• **What you are asked to do**
Look for the line that contains "Enumerate this screenshot's"; output that line and every line after it exactly, through the final line of the material below, and nothing else.

——

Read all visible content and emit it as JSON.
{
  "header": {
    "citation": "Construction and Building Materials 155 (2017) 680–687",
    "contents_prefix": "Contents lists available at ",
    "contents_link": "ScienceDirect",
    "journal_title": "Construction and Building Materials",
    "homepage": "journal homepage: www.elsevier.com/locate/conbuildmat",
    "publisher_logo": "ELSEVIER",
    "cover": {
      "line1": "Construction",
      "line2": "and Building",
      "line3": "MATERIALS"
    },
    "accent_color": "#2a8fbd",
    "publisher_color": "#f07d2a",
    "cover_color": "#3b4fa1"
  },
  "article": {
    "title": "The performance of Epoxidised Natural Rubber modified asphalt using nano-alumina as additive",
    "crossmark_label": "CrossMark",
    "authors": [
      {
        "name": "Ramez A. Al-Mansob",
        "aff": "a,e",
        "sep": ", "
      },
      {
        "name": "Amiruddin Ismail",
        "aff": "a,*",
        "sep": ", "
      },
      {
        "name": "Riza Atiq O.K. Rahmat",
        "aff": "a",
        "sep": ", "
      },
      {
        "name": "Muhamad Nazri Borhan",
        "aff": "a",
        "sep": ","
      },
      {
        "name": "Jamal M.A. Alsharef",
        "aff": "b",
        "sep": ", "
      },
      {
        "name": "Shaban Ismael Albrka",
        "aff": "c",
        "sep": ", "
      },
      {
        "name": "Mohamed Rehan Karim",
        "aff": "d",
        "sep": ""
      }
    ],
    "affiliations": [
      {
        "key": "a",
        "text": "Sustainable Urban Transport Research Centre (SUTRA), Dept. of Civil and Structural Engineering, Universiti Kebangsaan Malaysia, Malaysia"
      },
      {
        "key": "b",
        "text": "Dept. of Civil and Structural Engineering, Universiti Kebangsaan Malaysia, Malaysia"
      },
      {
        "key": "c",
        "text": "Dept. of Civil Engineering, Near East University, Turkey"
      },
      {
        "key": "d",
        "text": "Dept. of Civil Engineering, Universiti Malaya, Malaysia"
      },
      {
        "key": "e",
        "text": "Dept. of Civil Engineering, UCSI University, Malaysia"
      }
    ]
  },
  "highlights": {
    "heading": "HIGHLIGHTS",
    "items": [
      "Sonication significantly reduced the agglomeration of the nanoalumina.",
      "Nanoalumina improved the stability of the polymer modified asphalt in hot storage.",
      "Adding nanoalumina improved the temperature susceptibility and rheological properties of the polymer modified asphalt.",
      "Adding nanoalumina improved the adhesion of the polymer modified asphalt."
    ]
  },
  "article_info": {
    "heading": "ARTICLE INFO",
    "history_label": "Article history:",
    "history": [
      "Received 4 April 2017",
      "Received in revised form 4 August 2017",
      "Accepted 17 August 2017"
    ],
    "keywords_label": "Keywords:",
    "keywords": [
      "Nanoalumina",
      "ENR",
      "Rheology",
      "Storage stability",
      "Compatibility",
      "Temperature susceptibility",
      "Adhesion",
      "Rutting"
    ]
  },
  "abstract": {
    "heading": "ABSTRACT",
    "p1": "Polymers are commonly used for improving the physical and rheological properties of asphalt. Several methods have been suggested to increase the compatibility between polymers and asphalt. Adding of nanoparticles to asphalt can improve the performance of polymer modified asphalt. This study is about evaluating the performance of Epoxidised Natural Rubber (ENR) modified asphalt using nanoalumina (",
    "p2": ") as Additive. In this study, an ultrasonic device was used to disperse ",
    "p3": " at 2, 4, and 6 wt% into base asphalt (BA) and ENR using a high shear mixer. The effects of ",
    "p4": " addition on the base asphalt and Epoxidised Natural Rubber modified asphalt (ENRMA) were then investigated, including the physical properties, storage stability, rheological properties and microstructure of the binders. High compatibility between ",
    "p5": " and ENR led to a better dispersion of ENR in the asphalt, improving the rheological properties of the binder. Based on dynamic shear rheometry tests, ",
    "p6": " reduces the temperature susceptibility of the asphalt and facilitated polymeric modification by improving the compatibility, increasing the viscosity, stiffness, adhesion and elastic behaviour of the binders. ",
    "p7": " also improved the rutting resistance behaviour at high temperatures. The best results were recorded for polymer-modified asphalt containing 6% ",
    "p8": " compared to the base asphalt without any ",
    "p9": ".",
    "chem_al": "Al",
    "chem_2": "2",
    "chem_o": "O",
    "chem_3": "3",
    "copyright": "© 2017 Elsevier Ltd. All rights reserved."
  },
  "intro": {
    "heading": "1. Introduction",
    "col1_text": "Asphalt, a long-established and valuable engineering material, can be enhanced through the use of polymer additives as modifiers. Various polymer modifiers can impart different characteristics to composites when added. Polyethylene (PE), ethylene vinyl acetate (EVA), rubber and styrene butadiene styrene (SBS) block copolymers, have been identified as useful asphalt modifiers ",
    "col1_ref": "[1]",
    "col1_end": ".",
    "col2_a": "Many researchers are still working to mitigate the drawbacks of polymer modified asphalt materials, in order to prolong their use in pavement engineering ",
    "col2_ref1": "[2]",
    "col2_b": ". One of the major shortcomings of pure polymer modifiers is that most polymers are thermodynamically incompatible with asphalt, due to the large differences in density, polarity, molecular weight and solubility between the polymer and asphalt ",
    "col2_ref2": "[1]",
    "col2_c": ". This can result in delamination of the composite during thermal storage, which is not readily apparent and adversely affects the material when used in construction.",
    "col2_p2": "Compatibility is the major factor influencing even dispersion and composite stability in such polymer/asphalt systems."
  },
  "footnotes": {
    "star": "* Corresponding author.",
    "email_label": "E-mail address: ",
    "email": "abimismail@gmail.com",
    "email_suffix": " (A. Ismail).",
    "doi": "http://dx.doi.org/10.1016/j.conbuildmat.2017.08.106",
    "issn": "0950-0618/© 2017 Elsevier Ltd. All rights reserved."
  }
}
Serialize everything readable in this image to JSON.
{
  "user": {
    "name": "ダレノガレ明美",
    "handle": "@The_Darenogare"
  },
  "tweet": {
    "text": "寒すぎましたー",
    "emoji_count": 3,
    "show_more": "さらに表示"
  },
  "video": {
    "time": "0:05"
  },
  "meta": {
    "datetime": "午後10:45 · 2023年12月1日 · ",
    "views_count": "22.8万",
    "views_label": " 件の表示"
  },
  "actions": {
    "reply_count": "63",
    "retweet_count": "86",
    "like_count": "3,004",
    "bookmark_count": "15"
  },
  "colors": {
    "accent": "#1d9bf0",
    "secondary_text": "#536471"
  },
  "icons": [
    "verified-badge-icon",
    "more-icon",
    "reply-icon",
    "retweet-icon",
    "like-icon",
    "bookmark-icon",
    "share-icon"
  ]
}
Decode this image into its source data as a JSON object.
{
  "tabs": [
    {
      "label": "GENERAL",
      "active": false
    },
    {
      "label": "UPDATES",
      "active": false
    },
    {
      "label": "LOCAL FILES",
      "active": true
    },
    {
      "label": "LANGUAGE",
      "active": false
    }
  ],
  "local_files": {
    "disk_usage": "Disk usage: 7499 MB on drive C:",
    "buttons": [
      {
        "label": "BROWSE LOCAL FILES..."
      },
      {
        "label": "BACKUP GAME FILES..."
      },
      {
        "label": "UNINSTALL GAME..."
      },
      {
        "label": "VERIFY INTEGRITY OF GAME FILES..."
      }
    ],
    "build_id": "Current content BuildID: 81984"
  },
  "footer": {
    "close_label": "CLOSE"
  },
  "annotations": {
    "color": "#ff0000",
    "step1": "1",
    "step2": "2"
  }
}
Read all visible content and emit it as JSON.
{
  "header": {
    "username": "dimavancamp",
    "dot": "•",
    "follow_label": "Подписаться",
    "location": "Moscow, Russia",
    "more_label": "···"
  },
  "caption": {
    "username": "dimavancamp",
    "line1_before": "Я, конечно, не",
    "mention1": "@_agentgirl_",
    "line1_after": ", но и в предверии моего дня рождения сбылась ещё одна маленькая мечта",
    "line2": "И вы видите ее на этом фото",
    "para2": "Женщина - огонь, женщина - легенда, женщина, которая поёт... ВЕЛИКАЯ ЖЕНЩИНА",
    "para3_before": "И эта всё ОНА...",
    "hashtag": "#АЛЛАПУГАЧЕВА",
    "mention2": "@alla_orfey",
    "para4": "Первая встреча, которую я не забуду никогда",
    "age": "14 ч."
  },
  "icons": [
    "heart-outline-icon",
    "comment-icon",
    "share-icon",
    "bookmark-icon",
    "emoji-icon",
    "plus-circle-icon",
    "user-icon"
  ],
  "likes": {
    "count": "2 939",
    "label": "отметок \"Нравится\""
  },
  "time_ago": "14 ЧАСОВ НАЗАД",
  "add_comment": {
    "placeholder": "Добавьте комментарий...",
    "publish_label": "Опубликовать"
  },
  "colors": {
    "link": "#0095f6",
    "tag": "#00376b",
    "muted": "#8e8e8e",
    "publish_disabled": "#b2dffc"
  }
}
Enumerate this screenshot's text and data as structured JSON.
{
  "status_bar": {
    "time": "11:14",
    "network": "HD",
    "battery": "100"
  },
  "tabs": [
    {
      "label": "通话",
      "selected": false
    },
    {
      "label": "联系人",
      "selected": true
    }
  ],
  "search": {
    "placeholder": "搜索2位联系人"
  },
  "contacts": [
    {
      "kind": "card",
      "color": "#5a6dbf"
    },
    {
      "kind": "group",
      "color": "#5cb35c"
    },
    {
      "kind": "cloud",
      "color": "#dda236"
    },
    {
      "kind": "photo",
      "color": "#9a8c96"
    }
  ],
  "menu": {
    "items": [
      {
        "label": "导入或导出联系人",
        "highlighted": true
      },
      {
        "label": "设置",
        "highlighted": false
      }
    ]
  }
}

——

• **Result**
Enumerate this screenshot's text and data as structured JSON.
{
  "status_bar": {
    "time": "11:14",
    "network": "HD",
    "battery": "100"
  },
  "tabs": [
    {
      "label": "通话",
      "selected": false
    },
    {
      "label": "联系人",
      "selected": true
    }
  ],
  "search": {
    "placeholder": "搜索2位联系人"
  },
  "contacts": [
    {
      "kind": "card",
      "color": "#5a6dbf"
    },
    {
      "kind": "group",
      "color": "#5cb35c"
    },
    {
      "kind": "cloud",
      "color": "#dda236"
    },
    {
      "kind": "photo",
      "color": "#9a8c96"
    }
  ],
  "menu": {
    "items": [
      {
        "label": "导入或导出联系人",
        "highlighted": true
      },
      {
        "label": "设置",
        "highlighted": false
      }
    ]
  }
}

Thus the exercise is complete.